Volunteer Ben Phillips, of Montana, spent three weeks removing wire fences from the park.
A few hundred sheep remain from the estancia days.
Former gaucho Jorge Perez now tracks and tags native pumas for the park.
Martin, son of vet Paula Herrera, cuddles one of the park’s sheep-guarding pups.
Experiencing the Park
To reach Chile’s Patagonia Park from the capital city of Santiago, hop a puddle-jumper to Balmaceda, then rent a car for the 6-plus-hour drive (south along the Carretera Austral highway) to the park entrance at El Cruce Entrada Baker.
Volunteers camp wherever they’re working.
Volunteers rough it. Though it’s too late to apply for this year’s volunteer program, you can submit an application for 2016 here. Accepted participants pay a $600 fee and pitch their tents near work sites (above).
One of two campgrounds in Patagonia Park, West Winds accommodates up to 60 tents and offers restrooms and sheltered picnic areas.
Campers enjoy hot showers. The West Winds (above) and Stone House campgrounds are open from October 1 to April 30, on a first-come, first-served basis, for $10 per night. Both sites include access to sheltered and flush toilets.
The Lodge at Valle Chacabuco offers relatively luxurious accommodations.
Vacationers luxuriate at the lodge. Far less rustic accommodations are available at the Lodge at Valle Chacabuco (above), also open from October through April. Rates, which include breakfast, range from $150 to $350 per person per night. (For reservations, email [email protected].)

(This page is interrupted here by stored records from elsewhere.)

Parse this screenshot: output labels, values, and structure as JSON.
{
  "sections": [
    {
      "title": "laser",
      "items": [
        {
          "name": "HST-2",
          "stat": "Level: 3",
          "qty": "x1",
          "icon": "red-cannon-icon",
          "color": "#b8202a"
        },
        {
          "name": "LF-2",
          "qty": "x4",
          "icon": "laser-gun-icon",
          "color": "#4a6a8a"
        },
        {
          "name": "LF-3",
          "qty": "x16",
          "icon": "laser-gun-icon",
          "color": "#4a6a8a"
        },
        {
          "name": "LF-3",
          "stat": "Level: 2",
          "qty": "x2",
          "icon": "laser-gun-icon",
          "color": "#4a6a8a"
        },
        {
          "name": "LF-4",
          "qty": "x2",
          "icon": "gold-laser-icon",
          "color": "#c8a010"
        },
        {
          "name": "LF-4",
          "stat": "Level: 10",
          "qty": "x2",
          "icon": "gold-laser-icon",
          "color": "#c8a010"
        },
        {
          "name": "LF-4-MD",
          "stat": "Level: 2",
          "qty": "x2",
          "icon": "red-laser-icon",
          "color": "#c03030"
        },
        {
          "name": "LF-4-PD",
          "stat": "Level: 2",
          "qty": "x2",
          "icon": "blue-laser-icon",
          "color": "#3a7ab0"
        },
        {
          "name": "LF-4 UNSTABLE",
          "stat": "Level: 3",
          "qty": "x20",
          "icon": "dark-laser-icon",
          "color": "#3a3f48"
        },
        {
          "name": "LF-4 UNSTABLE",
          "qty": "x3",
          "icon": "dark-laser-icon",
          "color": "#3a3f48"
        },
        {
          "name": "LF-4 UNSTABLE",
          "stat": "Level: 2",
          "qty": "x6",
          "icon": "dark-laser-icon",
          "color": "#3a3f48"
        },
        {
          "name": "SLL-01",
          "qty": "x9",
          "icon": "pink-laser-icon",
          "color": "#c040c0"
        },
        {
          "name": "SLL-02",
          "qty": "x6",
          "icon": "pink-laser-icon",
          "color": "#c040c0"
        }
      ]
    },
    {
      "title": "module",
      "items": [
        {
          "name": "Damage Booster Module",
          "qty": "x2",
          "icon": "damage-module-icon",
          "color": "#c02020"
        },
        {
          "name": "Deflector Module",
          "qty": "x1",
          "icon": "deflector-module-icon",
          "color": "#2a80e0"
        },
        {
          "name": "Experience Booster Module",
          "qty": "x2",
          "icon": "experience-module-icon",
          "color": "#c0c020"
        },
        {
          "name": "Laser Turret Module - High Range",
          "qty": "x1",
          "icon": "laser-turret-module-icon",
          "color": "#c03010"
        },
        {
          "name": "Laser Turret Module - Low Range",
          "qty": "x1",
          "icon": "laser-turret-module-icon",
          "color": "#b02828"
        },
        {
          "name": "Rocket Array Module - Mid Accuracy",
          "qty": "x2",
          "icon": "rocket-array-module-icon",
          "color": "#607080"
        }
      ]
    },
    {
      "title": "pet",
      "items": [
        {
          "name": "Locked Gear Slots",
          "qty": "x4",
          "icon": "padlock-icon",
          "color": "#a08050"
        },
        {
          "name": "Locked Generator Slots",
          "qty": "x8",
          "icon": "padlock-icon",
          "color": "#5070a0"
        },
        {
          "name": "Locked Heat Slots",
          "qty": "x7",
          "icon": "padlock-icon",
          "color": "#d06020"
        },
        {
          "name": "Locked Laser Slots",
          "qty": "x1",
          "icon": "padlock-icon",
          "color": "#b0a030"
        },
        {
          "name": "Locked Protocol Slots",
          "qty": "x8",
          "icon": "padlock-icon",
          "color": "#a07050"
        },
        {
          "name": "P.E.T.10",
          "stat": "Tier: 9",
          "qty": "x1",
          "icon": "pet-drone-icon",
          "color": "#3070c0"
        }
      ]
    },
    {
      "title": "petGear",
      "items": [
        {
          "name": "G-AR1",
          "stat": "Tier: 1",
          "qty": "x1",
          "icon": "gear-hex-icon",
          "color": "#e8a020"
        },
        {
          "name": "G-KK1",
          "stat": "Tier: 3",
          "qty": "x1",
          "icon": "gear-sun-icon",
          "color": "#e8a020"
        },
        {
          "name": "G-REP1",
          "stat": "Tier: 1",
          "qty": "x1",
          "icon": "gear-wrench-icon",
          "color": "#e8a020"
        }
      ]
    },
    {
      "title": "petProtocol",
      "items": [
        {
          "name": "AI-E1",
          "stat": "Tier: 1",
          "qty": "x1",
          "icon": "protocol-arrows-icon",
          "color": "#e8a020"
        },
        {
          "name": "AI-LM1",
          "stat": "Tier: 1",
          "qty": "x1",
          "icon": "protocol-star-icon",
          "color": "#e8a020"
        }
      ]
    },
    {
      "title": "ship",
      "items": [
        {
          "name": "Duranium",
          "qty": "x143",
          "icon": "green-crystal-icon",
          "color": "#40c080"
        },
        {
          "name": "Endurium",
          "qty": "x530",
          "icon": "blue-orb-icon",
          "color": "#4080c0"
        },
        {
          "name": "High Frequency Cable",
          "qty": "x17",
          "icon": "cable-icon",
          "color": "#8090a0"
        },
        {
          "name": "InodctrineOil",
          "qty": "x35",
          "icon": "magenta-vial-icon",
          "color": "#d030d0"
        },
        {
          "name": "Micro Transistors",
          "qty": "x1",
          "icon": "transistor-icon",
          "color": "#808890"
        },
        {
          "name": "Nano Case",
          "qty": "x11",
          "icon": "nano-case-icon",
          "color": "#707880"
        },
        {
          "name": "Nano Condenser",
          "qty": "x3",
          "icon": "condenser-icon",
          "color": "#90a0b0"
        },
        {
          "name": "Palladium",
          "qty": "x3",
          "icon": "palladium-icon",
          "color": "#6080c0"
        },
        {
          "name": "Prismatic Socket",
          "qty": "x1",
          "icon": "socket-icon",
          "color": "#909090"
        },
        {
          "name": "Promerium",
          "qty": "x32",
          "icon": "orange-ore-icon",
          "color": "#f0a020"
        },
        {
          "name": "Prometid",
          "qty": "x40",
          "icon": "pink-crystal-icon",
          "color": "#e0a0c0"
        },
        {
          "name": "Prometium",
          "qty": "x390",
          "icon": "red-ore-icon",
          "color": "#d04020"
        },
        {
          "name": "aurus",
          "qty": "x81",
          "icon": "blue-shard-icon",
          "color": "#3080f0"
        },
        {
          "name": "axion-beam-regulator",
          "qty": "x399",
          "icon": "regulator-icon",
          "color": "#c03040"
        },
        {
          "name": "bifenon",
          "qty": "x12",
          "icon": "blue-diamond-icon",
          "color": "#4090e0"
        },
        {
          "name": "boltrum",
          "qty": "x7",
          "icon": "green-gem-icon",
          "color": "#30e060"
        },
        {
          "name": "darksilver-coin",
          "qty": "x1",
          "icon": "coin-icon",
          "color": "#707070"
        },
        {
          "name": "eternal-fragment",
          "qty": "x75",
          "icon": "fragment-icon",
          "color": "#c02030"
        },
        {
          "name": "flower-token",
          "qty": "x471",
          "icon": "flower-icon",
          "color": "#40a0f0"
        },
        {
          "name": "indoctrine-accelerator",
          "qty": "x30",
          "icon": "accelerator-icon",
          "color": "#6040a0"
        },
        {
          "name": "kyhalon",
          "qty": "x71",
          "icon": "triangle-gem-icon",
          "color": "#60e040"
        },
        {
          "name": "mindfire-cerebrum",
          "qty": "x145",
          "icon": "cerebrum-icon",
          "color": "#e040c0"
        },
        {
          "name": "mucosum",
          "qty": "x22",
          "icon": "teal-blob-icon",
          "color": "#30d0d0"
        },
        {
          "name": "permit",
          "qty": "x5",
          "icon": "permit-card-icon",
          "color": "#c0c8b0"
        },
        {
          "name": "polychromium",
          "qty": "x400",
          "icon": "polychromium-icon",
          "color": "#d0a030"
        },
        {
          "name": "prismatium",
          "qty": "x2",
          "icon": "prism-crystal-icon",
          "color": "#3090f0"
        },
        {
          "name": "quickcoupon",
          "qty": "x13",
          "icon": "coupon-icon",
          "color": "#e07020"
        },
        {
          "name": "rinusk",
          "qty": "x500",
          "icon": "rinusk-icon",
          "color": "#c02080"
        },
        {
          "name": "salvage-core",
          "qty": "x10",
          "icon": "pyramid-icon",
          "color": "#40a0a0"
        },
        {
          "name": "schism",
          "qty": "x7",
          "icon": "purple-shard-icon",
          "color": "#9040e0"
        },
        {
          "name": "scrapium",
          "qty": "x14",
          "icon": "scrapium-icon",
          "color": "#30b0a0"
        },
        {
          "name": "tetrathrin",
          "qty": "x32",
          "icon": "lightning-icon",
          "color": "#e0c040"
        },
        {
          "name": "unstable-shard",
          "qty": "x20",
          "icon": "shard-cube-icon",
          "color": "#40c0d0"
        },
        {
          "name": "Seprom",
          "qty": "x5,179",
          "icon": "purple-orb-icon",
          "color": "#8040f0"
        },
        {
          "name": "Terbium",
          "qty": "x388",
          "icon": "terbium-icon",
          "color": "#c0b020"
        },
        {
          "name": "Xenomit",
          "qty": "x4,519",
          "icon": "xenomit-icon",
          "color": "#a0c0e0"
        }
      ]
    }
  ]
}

Connie McCabe, a former associate editor at Saveur and Latin American correspondent for Travel+Leisure, lived in Santiago, Chile, for 15 years.